But it obviously didn't affect them too much, right? To hear and read about it, it might even have helped their on-field performance. They both won, and, as long as these teams keep winning -- Chiefs over Panthers, Cowboys over Bengals -- the trumpet blowers in the media can continue to marvel at how these highly trained athletes and coaches can Overcome Distractions and Put Distractions Aside, which makes death sound like a botched pass-interference call or a bad snap on third-and-long.
Everything's a potential storyline, after all, and ease of use is always welcome. Myth-making has always been the path of least resistance.
Set aside for a moment the Larger Issues -- domestic violence, drunken driving, gun culture -- raised by the two cases. What if you decided that playing was the wrong decision and you wanted to sit out? What if you played for the Chiefs or the Cowboys and you decided you were too upset or conflicted or zoned out to run onto the field and put your brain at risk for three hours? Would that decision be respected on the sideline and in the front office or Roger Goodell's office?
Why do they play? It's what they would have wanted. This is a trusty crutch, always available to be presented without fear of contradiction.
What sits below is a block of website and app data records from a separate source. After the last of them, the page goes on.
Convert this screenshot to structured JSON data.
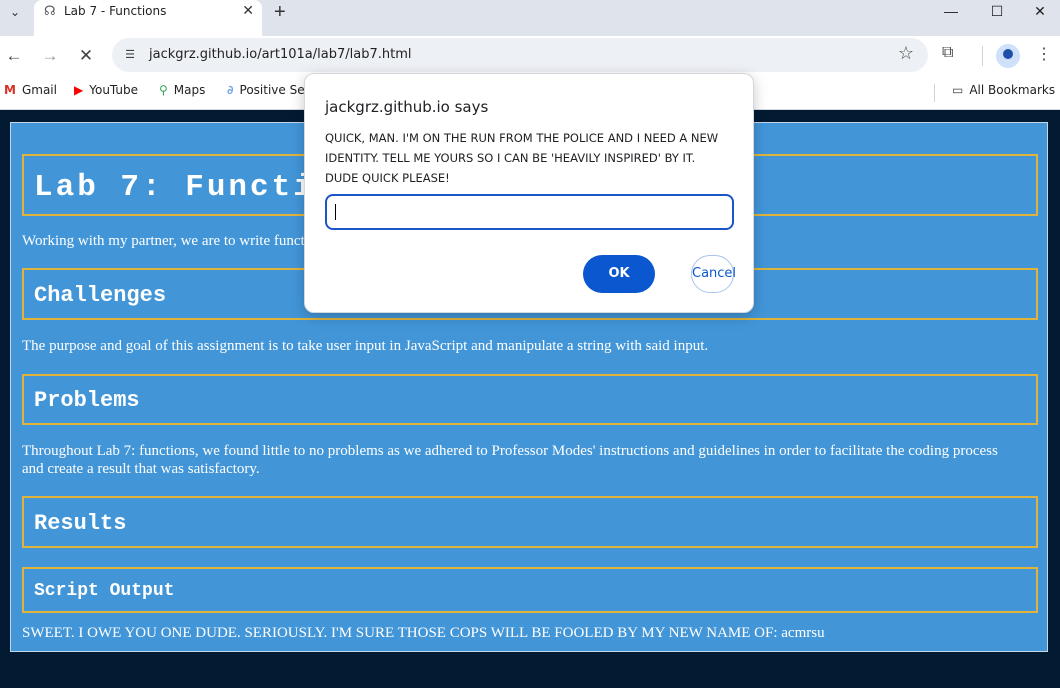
{
  "browser": {
    "tab_title": "Lab 7 - Functions",
    "url": "jackgrz.github.io/art101a/lab7/lab7.html",
    "bookmarks": [
      "Gmail",
      "YouTube",
      "Maps",
      "Positive Se"
    ],
    "all_bookmarks": "All Bookmarks"
  },
  "page": {
    "title": "Lab 7:  Functions",
    "intro": "Working with my partner, we are to write functions",
    "challenges_heading": "Challenges",
    "challenges_text": "The purpose and goal of this assignment is to take user input in JavaScript and manipulate a string with said input.",
    "problems_heading": "Problems",
    "problems_text": "Throughout Lab 7: functions, we found little to no problems as we adhered to Professor Modes' instructions and guidelines in order to facilitate the coding process and create a result that was satisfactory.",
    "results_heading": "Results",
    "output_heading": "Script Output",
    "output_text": "SWEET. I OWE YOU ONE DUDE. SERIOUSLY. I'M SURE THOSE COPS WILL BE FOOLED BY MY NEW NAME OF: acmrsu"
  },
  "dialog": {
    "title": "jackgrz.github.io says",
    "message": "QUICK, MAN. I'M ON THE RUN FROM THE POLICE AND I NEED A NEW IDENTITY. TELL ME YOURS SO I CAN BE 'HEAVILY INSPIRED' BY IT. DUDE QUICK PLEASE!",
    "input_value": "",
    "ok_label": "OK",
    "cancel_label": "Cancel"
  }
}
It's a great way for a team or a league to keep responsibility at arm's length, to palm the decision off on some nebulous, unprovable and irrelevant bit of magical thinking.
It's what you say when you don't want to deal with reality.
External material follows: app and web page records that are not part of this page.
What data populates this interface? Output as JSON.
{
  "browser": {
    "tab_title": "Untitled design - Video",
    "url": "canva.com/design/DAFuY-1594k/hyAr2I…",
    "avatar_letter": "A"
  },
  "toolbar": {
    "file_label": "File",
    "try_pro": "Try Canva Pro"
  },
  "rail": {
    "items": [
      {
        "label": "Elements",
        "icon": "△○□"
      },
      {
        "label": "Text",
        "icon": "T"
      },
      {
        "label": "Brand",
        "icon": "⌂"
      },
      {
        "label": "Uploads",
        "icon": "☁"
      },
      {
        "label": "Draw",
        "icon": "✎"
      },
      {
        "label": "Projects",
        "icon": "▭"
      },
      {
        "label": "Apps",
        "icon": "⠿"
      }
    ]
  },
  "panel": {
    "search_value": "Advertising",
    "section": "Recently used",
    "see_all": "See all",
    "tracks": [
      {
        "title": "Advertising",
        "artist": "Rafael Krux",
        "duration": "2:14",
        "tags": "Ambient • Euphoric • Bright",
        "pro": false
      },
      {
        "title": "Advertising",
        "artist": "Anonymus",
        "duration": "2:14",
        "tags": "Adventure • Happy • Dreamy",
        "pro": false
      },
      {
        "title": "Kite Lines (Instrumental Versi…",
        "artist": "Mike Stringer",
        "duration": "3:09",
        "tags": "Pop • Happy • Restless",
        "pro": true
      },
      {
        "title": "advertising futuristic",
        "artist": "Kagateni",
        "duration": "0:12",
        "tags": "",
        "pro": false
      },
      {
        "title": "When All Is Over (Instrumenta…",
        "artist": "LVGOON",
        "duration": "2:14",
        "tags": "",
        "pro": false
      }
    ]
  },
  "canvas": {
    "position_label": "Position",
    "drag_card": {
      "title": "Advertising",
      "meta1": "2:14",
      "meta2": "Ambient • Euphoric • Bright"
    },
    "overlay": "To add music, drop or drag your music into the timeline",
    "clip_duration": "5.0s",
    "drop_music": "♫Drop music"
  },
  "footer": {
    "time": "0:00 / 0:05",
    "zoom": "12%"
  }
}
It seems we're all trying to sift through this together. It's presumptuous to tell someone how he or she should grieve. Nobody knows whether shutting down the business for a day, maybe allowing the players and coaches to meet for a couple of hours to sort things out, would serve to reduce the chances of another preventable tragedy. It would, however, suggest there are real human beings running a real human enterprise that cares for its workers.
When Darryl Kile died in June 2002, the Cardinals-Cubs game at Wrigley Field was canceled. The same thing happened for the A's-Angels game when Nick Adenhart died in 2009. These weren't hard decisions. And yes, it's easier to make up a baseball game, but would the world have been changed materially if Panthers-Chiefs had been played on Monday night, just out of respect, or if the same thing had happened with Cowboys-Bengals?
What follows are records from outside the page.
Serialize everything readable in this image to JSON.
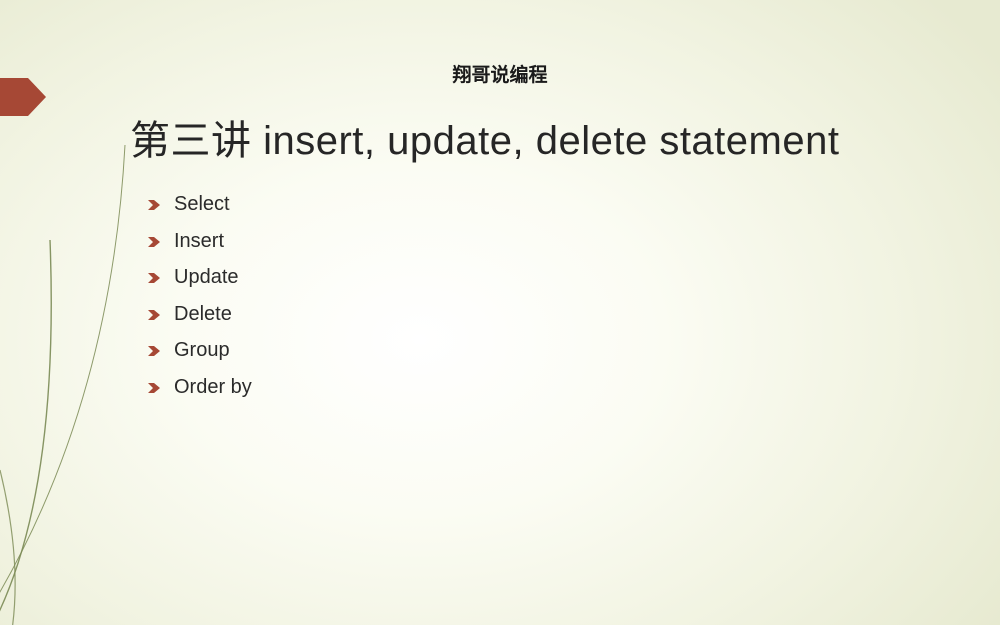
{
  "header": {
    "label": "翔哥说编程"
  },
  "title": "第三讲 insert, update, delete statement",
  "bullets": [
    "Select",
    "Insert",
    "Update",
    "Delete",
    "Group",
    "Order by"
  ],
  "accent_color": "#a64835",
  "curve_color": "#7a8a54"
}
There's no denying that football engenders a strange type of coarseness in its followers that makes it easier for the league to keep to its schedule. (The NFL, remember, didn't want to cancel games after 9/11 until Bud Selig canceled the MLB schedule and it became obvious it was the only proper decision.) Raiders coach Dennis Allen left the team last week to return to Texas to be with his dying father. The Raiders had a game on Thursday against the Broncos, and many Raiders fans took to message boards and radio shows to criticize Allen for a lack of commitment to the team. Amazingly, among a certain percentage of the population, this was seen as an example of misplaced priorities. Are some people -- even a small percentage -- that callous? Are games that important?
When Allen is finished coaching, do you think he'll regret missing practice, or will he think he should have stayed another day or two to be with his family?
Bears cornerback Charles Tillman had his manhood questioned when he suggested he might miss a game to be present at the birth of his child. One prominent NFL media personality even suggested that players should take the schedule into consideration when they go about the business of conceiving their children.
The level of self-importance in the NFL -- and its ability to persuade its courtiers to promote it -- is truly astounding.
Still, there's a troubling question sitting out there, one nobody wants to answer:
What kind of individual or teamwide tragedy would it take to cancel a game?
Let's hope we never have to find out.